# [Problem description]
The whole listing is to be restated word for word with no images.

# # #

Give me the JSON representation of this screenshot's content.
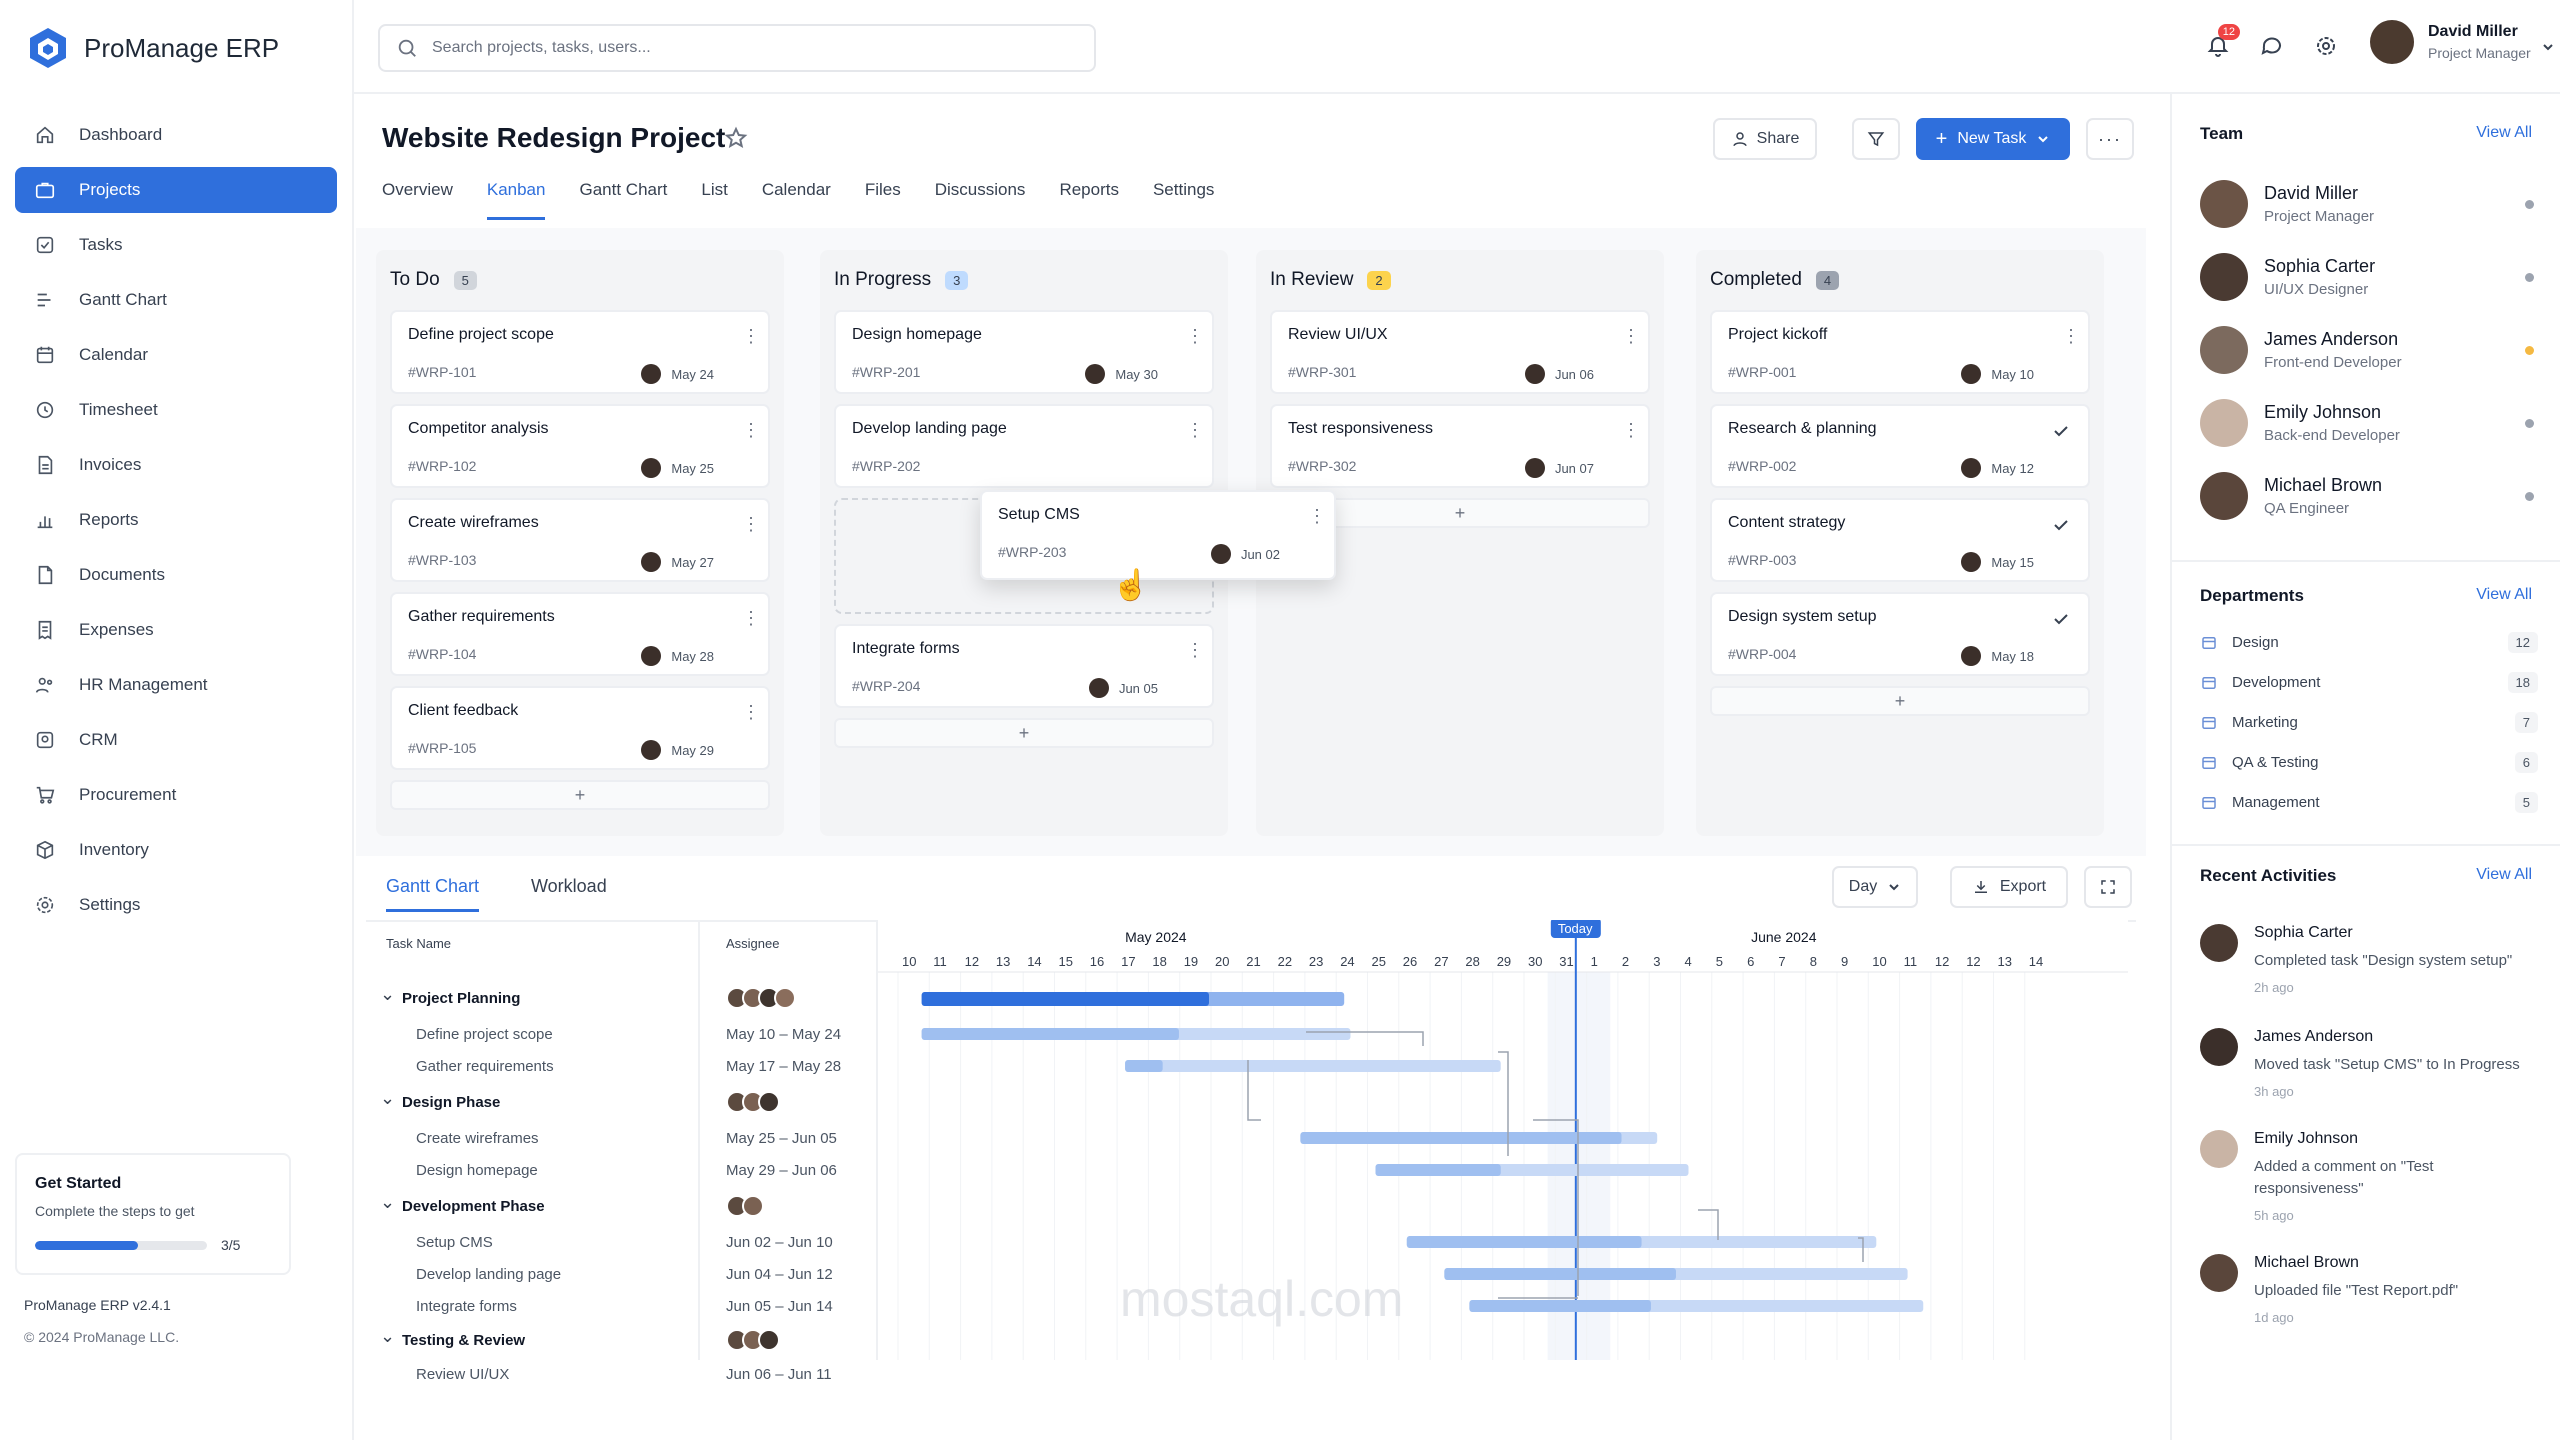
{
  "app": {
    "name": "ProManage ERP",
    "version": "ProManage ERP v2.4.1",
    "copyright": "© 2024 ProManage LLC."
  },
  "colors": {
    "accent": "#2f6fdc",
    "badge_red": "#ef4444",
    "in_review_badge": "#f59e0b"
  },
  "sidebar": {
    "items": [
      {
        "label": "Dashboard",
        "icon": "home-icon"
      },
      {
        "label": "Projects",
        "icon": "briefcase-icon",
        "active": true
      },
      {
        "label": "Tasks",
        "icon": "checkbox-icon"
      },
      {
        "label": "Gantt Chart",
        "icon": "gantt-icon"
      },
      {
        "label": "Calendar",
        "icon": "calendar-icon"
      },
      {
        "label": "Timesheet",
        "icon": "clock-icon"
      },
      {
        "label": "Invoices",
        "icon": "invoice-icon"
      },
      {
        "label": "Reports",
        "icon": "bar-chart-icon"
      },
      {
        "label": "Documents",
        "icon": "document-icon"
      },
      {
        "label": "Expenses",
        "icon": "expense-icon"
      },
      {
        "label": "HR Management",
        "icon": "people-icon"
      },
      {
        "label": "CRM",
        "icon": "crm-icon"
      },
      {
        "label": "Procurement",
        "icon": "cart-icon"
      },
      {
        "label": "Inventory",
        "icon": "box-icon"
      },
      {
        "label": "Settings",
        "icon": "gear-icon"
      }
    ],
    "get_started": {
      "title": "Get Started",
      "subtitle": "Complete the steps to get",
      "progress_text": "3/5",
      "progress": 0.6
    }
  },
  "topbar": {
    "search_placeholder": "Search projects, tasks, users...",
    "notification_count": "12",
    "user": {
      "name": "David Miller",
      "role": "Project Manager"
    }
  },
  "project": {
    "title": "Website Redesign Project",
    "share_label": "Share",
    "new_task_label": "New Task",
    "tabs": [
      "Overview",
      "Kanban",
      "Gantt Chart",
      "List",
      "Calendar",
      "Files",
      "Discussions",
      "Reports",
      "Settings"
    ],
    "active_tab": "Kanban"
  },
  "kanban": {
    "columns": [
      {
        "title": "To Do",
        "count": "5",
        "cards": [
          {
            "title": "Define project scope",
            "id": "#WRP-101",
            "date": "May 24"
          },
          {
            "title": "Competitor analysis",
            "id": "#WRP-102",
            "date": "May 25"
          },
          {
            "title": "Create wireframes",
            "id": "#WRP-103",
            "date": "May 27"
          },
          {
            "title": "Gather requirements",
            "id": "#WRP-104",
            "date": "May 28"
          },
          {
            "title": "Client feedback",
            "id": "#WRP-105",
            "date": "May 29"
          }
        ]
      },
      {
        "title": "In Progress",
        "count": "3",
        "cards": [
          {
            "title": "Design homepage",
            "id": "#WRP-201",
            "date": "May 30"
          },
          {
            "title": "Develop landing page",
            "id": "#WRP-202",
            "date": ""
          },
          {
            "title": "Integrate forms",
            "id": "#WRP-204",
            "date": "Jun 05"
          }
        ]
      },
      {
        "title": "In Review",
        "count": "2",
        "cards": [
          {
            "title": "Review UI/UX",
            "id": "#WRP-301",
            "date": "Jun 06"
          },
          {
            "title": "Test responsiveness",
            "id": "#WRP-302",
            "date": "Jun 07"
          }
        ]
      },
      {
        "title": "Completed",
        "count": "4",
        "cards": [
          {
            "title": "Project kickoff",
            "id": "#WRP-001",
            "date": "May 10"
          },
          {
            "title": "Research & planning",
            "id": "#WRP-002",
            "date": "May 12"
          },
          {
            "title": "Content strategy",
            "id": "#WRP-003",
            "date": "May 15"
          },
          {
            "title": "Design system setup",
            "id": "#WRP-004",
            "date": "May 18"
          }
        ]
      }
    ],
    "dragging_card": {
      "title": "Setup CMS",
      "id": "#WRP-203",
      "date": "Jun 02"
    },
    "add_label": "+"
  },
  "gantt": {
    "tabs": [
      "Gantt Chart",
      "Workload"
    ],
    "view_label": "Day",
    "export_label": "Export",
    "col_task": "Task Name",
    "col_assignee": "Assignee",
    "month_may": "May 2024",
    "month_june": "June 2024",
    "today_label": "Today",
    "may_days": [
      "10",
      "11",
      "12",
      "13",
      "14",
      "15",
      "16",
      "17",
      "18",
      "19",
      "20",
      "21",
      "22",
      "23",
      "24",
      "25",
      "26",
      "27",
      "28",
      "29",
      "30",
      "31"
    ],
    "june_days": [
      "1",
      "2",
      "3",
      "4",
      "5",
      "6",
      "7",
      "8",
      "9",
      "10",
      "11",
      "12",
      "12",
      "13",
      "14"
    ],
    "rows": [
      {
        "name": "Project Planning",
        "group": true,
        "dates": ""
      },
      {
        "name": "Define project scope",
        "group": false,
        "dates": "May 10 – May 24"
      },
      {
        "name": "Gather requirements",
        "group": false,
        "dates": "May 17 – May 28"
      },
      {
        "name": "Design Phase",
        "group": true,
        "dates": ""
      },
      {
        "name": "Create wireframes",
        "group": false,
        "dates": "May 25 – Jun 05"
      },
      {
        "name": "Design homepage",
        "group": false,
        "dates": "May 29 – Jun 06"
      },
      {
        "name": "Development Phase",
        "group": true,
        "dates": ""
      },
      {
        "name": "Setup CMS",
        "group": false,
        "dates": "Jun 02 – Jun 10"
      },
      {
        "name": "Develop landing page",
        "group": false,
        "dates": "Jun 04 – Jun 12"
      },
      {
        "name": "Integrate forms",
        "group": false,
        "dates": "Jun 05 – Jun 14"
      },
      {
        "name": "Testing & Review",
        "group": true,
        "dates": ""
      },
      {
        "name": "Review UI/UX",
        "group": false,
        "dates": "Jun 06 – Jun 11"
      }
    ]
  },
  "right_panel": {
    "team_title": "Team",
    "view_all": "View All",
    "team": [
      {
        "name": "David Miller",
        "role": "Project Manager",
        "status": "#9ca3af"
      },
      {
        "name": "Sophia Carter",
        "role": "UI/UX Designer",
        "status": "#9ca3af"
      },
      {
        "name": "James Anderson",
        "role": "Front-end Developer",
        "status": "#f5b942"
      },
      {
        "name": "Emily Johnson",
        "role": "Back-end Developer",
        "status": "#9ca3af"
      },
      {
        "name": "Michael Brown",
        "role": "QA Engineer",
        "status": "#9ca3af"
      }
    ],
    "departments_title": "Departments",
    "departments": [
      {
        "name": "Design",
        "count": "12"
      },
      {
        "name": "Development",
        "count": "18"
      },
      {
        "name": "Marketing",
        "count": "7"
      },
      {
        "name": "QA & Testing",
        "count": "6"
      },
      {
        "name": "Management",
        "count": "5"
      }
    ],
    "activities_title": "Recent Activities",
    "activities": [
      {
        "name": "Sophia Carter",
        "text": "Completed task \"Design system setup\"",
        "time": "2h ago"
      },
      {
        "name": "James Anderson",
        "text": "Moved task \"Setup CMS\" to In Progress",
        "time": "3h ago"
      },
      {
        "name": "Emily Johnson",
        "text": "Added a comment on \"Test responsiveness\"",
        "time": "5h ago"
      },
      {
        "name": "Michael Brown",
        "text": "Uploaded file \"Test Report.pdf\"",
        "time": "1d ago"
      }
    ]
  },
  "watermark": "mostaql.com"
}
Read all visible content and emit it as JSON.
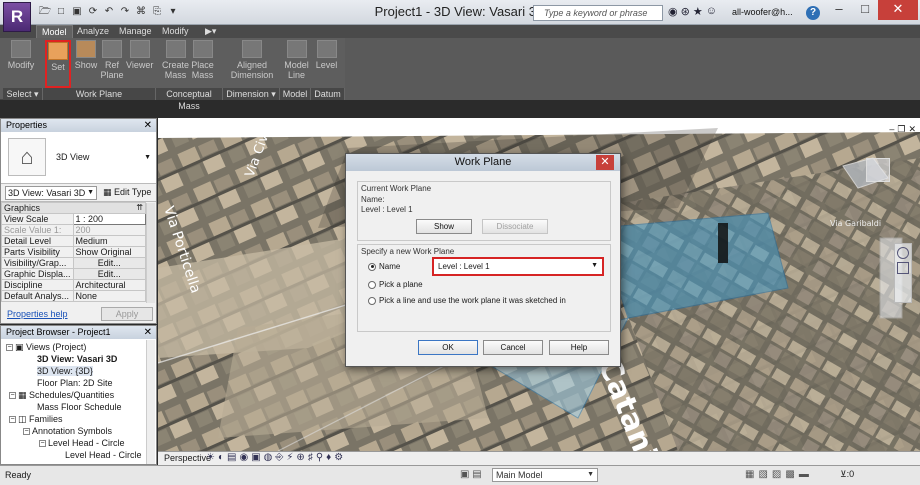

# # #

# [Answer to this problem]
Give me the JSON representation of this screenshot's content.
{
  "app": {
    "name": "ProManage ERP",
    "version": "ProManage ERP v2.4.1",
    "copyright": "© 2024 ProManage LLC."
  },
  "colors": {
    "accent": "#2f6fdc",
    "badge_red": "#ef4444",
    "in_review_badge": "#f59e0b"
  },
  "sidebar": {
    "items": [
      {
        "label": "Dashboard",
        "icon": "home-icon"
      },
      {
        "label": "Projects",
        "icon": "briefcase-icon",
        "active": true
      },
      {
        "label": "Tasks",
        "icon": "checkbox-icon"
      },
      {
        "label": "Gantt Chart",
        "icon": "gantt-icon"
      },
      {
        "label": "Calendar",
        "icon": "calendar-icon"
      },
      {
        "label": "Timesheet",
        "icon": "clock-icon"
      },
      {
        "label": "Invoices",
        "icon": "invoice-icon"
      },
      {
        "label": "Reports",
        "icon": "bar-chart-icon"
      },
      {
        "label": "Documents",
        "icon": "document-icon"
      },
      {
        "label": "Expenses",
        "icon": "expense-icon"
      },
      {
        "label": "HR Management",
        "icon": "people-icon"
      },
      {
        "label": "CRM",
        "icon": "crm-icon"
      },
      {
        "label": "Procurement",
        "icon": "cart-icon"
      },
      {
        "label": "Inventory",
        "icon": "box-icon"
      },
      {
        "label": "Settings",
        "icon": "gear-icon"
      }
    ],
    "get_started": {
      "title": "Get Started",
      "subtitle": "Complete the steps to get",
      "progress_text": "3/5",
      "progress": 0.6
    }
  },
  "topbar": {
    "search_placeholder": "Search projects, tasks, users...",
    "notification_count": "12",
    "user": {
      "name": "David Miller",
      "role": "Project Manager"
    }
  },
  "project": {
    "title": "Website Redesign Project",
    "share_label": "Share",
    "new_task_label": "New Task",
    "tabs": [
      "Overview",
      "Kanban",
      "Gantt Chart",
      "List",
      "Calendar",
      "Files",
      "Discussions",
      "Reports",
      "Settings"
    ],
    "active_tab": "Kanban"
  },
  "kanban": {
    "columns": [
      {
        "title": "To Do",
        "count": "5",
        "cards": [
          {
            "title": "Define project scope",
            "id": "#WRP-101",
            "date": "May 24"
          },
          {
            "title": "Competitor analysis",
            "id": "#WRP-102",
            "date": "May 25"
          },
          {
            "title": "Create wireframes",
            "id": "#WRP-103",
            "date": "May 27"
          },
          {
            "title": "Gather requirements",
            "id": "#WRP-104",
            "date": "May 28"
          },
          {
            "title": "Client feedback",
            "id": "#WRP-105",
            "date": "May 29"
          }
        ]
      },
      {
        "title": "In Progress",
        "count": "3",
        "cards": [
          {
            "title": "Design homepage",
            "id": "#WRP-201",
            "date": "May 30"
          },
          {
            "title": "Develop landing page",
            "id": "#WRP-202",
            "date": ""
          },
          {
            "title": "Integrate forms",
            "id": "#WRP-204",
            "date": "Jun 05"
          }
        ]
      },
      {
        "title": "In Review",
        "count": "2",
        "cards": [
          {
            "title": "Review UI/UX",
            "id": "#WRP-301",
            "date": "Jun 06"
          },
          {
            "title": "Test responsiveness",
            "id": "#WRP-302",
            "date": "Jun 07"
          }
        ]
      },
      {
        "title": "Completed",
        "count": "4",
        "cards": [
          {
            "title": "Project kickoff",
            "id": "#WRP-001",
            "date": "May 10"
          },
          {
            "title": "Research & planning",
            "id": "#WRP-002",
            "date": "May 12"
          },
          {
            "title": "Content strategy",
            "id": "#WRP-003",
            "date": "May 15"
          },
          {
            "title": "Design system setup",
            "id": "#WRP-004",
            "date": "May 18"
          }
        ]
      }
    ],
    "dragging_card": {
      "title": "Setup CMS",
      "id": "#WRP-203",
      "date": "Jun 02"
    },
    "add_label": "+"
  },
  "gantt": {
    "tabs": [
      "Gantt Chart",
      "Workload"
    ],
    "view_label": "Day",
    "export_label": "Export",
    "col_task": "Task Name",
    "col_assignee": "Assignee",
    "month_may": "May 2024",
    "month_june": "June 2024",
    "today_label": "Today",
    "may_days": [
      "10",
      "11",
      "12",
      "13",
      "14",
      "15",
      "16",
      "17",
      "18",
      "19",
      "20",
      "21",
      "22",
      "23",
      "24",
      "25",
      "26",
      "27",
      "28",
      "29",
      "30",
      "31"
    ],
    "june_days": [
      "1",
      "2",
      "3",
      "4",
      "5",
      "6",
      "7",
      "8",
      "9",
      "10",
      "11",
      "12",
      "12",
      "13",
      "14"
    ],
    "rows": [
      {
        "name": "Project Planning",
        "group": true,
        "dates": ""
      },
      {
        "name": "Define project scope",
        "group": false,
        "dates": "May 10 – May 24"
      },
      {
        "name": "Gather requirements",
        "group": false,
        "dates": "May 17 – May 28"
      },
      {
        "name": "Design Phase",
        "group": true,
        "dates": ""
      },
      {
        "name": "Create wireframes",
        "group": false,
        "dates": "May 25 – Jun 05"
      },
      {
        "name": "Design homepage",
        "group": false,
        "dates": "May 29 – Jun 06"
      },
      {
        "name": "Development Phase",
        "group": true,
        "dates": ""
      },
      {
        "name": "Setup CMS",
        "group": false,
        "dates": "Jun 02 – Jun 10"
      },
      {
        "name": "Develop landing page",
        "group": false,
        "dates": "Jun 04 – Jun 12"
      },
      {
        "name": "Integrate forms",
        "group": false,
        "dates": "Jun 05 – Jun 14"
      },
      {
        "name": "Testing & Review",
        "group": true,
        "dates": ""
      },
      {
        "name": "Review UI/UX",
        "group": false,
        "dates": "Jun 06 – Jun 11"
      }
    ]
  },
  "right_panel": {
    "team_title": "Team",
    "view_all": "View All",
    "team": [
      {
        "name": "David Miller",
        "role": "Project Manager",
        "status": "#9ca3af"
      },
      {
        "name": "Sophia Carter",
        "role": "UI/UX Designer",
        "status": "#9ca3af"
      },
      {
        "name": "James Anderson",
        "role": "Front-end Developer",
        "status": "#f5b942"
      },
      {
        "name": "Emily Johnson",
        "role": "Back-end Developer",
        "status": "#9ca3af"
      },
      {
        "name": "Michael Brown",
        "role": "QA Engineer",
        "status": "#9ca3af"
      }
    ],
    "departments_title": "Departments",
    "departments": [
      {
        "name": "Design",
        "count": "12"
      },
      {
        "name": "Development",
        "count": "18"
      },
      {
        "name": "Marketing",
        "count": "7"
      },
      {
        "name": "QA & Testing",
        "count": "6"
      },
      {
        "name": "Management",
        "count": "5"
      }
    ],
    "activities_title": "Recent Activities",
    "activities": [
      {
        "name": "Sophia Carter",
        "text": "Completed task \"Design system setup\"",
        "time": "2h ago"
      },
      {
        "name": "James Anderson",
        "text": "Moved task \"Setup CMS\" to In Progress",
        "time": "3h ago"
      },
      {
        "name": "Emily Johnson",
        "text": "Added a comment on \"Test responsiveness\"",
        "time": "5h ago"
      },
      {
        "name": "Michael Brown",
        "text": "Uploaded file \"Test Report.pdf\"",
        "time": "1d ago"
      }
    ]
  },
  "watermark": "mostaql.com"
}
Read all visible content and emit it as JSON.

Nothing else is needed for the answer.